Its frame has a steeper head angle than most bikes, along with a shorter wheelbase. Along with relatively small wheels, these features reportedly make it more stable when travelling at low speeds, which is when most falls occur.

Once the rider gets on and gets moving, a couple of other features come into play.

First of all, the motor is designed to very quickly bring the bike up to its modest maximum speed of 18 km/h (11 mph), getting the rider past that risky slow zone as fast as possible. Secondly, once the bike does get up to speed, its seat automatically rises to put the cyclist in a more efficient pedalling position – once they slow down again, the seat goes back down, allowing them to place their feet firmly on the ground when coming to a stop.

Although the consortium has approached several bicycle manufacturers about producing the Sofie commercially, there are presently no takers.

Source: University of Twente

I would buy it.
From some medicine journal articles, this "It's an unfortunate fact of life that as people get older, their sense of balance diminishes" isn't interely true.

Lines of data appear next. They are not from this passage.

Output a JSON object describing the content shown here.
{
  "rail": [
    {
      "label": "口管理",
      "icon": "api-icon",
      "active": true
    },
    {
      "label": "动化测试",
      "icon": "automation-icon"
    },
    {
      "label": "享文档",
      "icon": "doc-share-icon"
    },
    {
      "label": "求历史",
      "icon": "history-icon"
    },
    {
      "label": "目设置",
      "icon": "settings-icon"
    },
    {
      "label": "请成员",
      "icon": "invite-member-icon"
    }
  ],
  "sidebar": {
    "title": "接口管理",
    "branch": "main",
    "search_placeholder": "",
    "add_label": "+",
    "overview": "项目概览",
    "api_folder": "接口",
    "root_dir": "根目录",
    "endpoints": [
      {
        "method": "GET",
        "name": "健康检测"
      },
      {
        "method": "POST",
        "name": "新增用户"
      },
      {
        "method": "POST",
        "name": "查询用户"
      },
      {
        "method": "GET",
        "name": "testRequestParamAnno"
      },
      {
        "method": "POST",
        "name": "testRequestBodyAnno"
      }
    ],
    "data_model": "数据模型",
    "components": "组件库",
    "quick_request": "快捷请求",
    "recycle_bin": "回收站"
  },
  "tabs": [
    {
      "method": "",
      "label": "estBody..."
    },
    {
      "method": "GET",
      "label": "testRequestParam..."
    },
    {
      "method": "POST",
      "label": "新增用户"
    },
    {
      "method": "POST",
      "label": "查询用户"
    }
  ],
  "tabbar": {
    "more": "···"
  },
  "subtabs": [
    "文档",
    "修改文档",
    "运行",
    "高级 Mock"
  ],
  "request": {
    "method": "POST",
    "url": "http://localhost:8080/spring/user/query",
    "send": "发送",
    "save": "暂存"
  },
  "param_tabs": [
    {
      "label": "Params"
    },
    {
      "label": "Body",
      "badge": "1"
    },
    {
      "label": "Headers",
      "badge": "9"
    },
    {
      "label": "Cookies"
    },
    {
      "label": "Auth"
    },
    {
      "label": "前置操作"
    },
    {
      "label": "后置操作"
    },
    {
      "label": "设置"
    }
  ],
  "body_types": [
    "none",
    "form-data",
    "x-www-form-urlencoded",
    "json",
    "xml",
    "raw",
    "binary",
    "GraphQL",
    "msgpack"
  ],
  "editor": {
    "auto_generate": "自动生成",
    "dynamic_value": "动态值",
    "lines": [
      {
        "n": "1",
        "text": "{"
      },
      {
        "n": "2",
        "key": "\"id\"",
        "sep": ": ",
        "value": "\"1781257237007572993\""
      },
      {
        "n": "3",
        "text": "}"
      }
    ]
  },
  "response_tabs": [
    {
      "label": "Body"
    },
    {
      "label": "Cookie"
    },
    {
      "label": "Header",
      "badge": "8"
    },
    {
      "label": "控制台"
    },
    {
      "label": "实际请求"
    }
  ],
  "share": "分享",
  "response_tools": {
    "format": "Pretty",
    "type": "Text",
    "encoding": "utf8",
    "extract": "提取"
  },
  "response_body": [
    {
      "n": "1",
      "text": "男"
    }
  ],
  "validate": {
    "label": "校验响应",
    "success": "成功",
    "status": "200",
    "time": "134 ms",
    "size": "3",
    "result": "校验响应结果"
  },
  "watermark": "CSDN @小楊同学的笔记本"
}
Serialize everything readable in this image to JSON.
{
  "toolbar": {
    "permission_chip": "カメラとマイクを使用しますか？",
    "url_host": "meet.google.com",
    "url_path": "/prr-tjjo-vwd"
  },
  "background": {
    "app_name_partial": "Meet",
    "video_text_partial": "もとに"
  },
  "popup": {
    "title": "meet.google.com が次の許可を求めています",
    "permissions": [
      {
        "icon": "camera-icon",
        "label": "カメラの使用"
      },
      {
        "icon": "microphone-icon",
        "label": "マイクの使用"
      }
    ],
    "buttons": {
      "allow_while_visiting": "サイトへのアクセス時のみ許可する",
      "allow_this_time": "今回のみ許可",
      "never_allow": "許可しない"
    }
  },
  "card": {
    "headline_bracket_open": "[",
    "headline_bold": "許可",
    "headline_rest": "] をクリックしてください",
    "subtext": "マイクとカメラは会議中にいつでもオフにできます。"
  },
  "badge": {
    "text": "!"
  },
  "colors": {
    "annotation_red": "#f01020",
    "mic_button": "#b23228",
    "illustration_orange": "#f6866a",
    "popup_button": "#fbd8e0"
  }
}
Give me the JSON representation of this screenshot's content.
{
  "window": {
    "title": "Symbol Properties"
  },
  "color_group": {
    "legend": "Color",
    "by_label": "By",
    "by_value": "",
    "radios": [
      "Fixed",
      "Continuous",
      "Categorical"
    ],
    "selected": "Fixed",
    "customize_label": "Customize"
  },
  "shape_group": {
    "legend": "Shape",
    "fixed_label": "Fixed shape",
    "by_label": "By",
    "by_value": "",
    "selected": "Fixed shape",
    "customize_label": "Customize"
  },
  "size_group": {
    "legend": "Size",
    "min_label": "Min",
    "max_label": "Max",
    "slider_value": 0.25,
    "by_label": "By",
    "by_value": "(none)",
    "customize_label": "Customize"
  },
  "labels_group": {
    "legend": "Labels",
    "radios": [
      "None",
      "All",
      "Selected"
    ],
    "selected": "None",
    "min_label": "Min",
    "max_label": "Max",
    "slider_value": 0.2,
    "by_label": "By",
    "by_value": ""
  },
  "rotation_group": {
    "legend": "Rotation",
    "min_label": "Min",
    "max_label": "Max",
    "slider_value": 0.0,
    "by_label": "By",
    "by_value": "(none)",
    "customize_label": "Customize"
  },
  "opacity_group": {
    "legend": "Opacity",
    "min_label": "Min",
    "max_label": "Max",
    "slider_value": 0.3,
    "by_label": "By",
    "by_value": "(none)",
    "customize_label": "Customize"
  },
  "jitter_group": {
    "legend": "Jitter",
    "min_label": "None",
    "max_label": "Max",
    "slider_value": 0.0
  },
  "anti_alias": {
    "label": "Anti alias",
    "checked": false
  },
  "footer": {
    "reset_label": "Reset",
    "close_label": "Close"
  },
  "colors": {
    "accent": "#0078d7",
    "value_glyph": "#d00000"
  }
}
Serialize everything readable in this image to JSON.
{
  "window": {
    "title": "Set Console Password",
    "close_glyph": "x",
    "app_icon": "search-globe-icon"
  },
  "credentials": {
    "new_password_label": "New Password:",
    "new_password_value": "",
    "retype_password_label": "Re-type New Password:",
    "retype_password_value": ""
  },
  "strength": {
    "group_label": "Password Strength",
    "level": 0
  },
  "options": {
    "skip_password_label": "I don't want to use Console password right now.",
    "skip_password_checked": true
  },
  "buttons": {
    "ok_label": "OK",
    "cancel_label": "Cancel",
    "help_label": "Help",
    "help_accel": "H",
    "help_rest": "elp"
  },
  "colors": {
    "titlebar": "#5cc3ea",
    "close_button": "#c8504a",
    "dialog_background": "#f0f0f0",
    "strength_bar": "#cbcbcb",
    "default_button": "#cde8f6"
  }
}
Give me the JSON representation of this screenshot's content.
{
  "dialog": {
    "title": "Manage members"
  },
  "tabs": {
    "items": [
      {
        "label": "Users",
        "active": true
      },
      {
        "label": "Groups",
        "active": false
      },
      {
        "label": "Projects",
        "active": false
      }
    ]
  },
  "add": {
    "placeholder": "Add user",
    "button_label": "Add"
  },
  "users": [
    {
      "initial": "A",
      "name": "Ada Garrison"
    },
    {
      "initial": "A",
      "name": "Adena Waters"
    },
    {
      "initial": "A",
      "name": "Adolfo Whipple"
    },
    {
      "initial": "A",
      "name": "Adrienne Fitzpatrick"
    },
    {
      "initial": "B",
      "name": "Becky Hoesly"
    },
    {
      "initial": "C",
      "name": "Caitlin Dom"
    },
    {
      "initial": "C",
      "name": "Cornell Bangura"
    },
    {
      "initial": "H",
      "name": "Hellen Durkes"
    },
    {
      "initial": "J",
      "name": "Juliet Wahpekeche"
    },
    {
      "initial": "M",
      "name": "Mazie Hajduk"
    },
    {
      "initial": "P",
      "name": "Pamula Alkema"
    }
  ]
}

They lose balance because they back (specially lower back) and knees muscles get weaker. What make harder for them to walk than it's for a younger person. That's also the reason when a senior start taking hormone reposition they don't have this sort of problem.
@Aussie_2017. I daresay you're right about the weakening but I'd challenge your statement about that being the reason for the reduced sense of balance. I'm 72 and there is nothing wrong with my back or my knees (just ask my younger golfing colleagues who I can still outdrive substantially on the golf course). That doesn't mean that I don't have more difficulty these days standing on one leg to put on my socks and shoes because I lose my balance more easily.
Douglas Bennett Rogers
A semi-recumbent lean-to-turn reverse trike will solve these problems.
My bursitis likes the step-thru frame. But I'm sure my pocketbook would not like the special programming to go WFO (wide open throttle) nor the extra motors and gear to shift the seat around, which would likely double the price. Personally, I'm a fan of WFO, but I'd like a stable seat. I can use my thumb (or twist grip) throttle on my own, and can foresee more problems than solutions with this scenario. It is no wonder that nobody has taken them up on their sponsorship requests.
@Douglas Bennett Rogers, thanks for pointing to a semi-recumbent solution, but I'd simplify it to what has already been implemented as Giant's Revive. Just revive it and all those probs will be solved far more efficiently.
Interesting, the seat raising and lowering itself seems like a neat little addition. I currently ride a Blix Aveny and I use the throttle to get myself back up to cruising speed when I'm starting from stationary. At least I am in control that way, I don't know how I feel about the motor being designed to accelerate very quickly. Seems like it could be an issue when trying to creep forward slowy...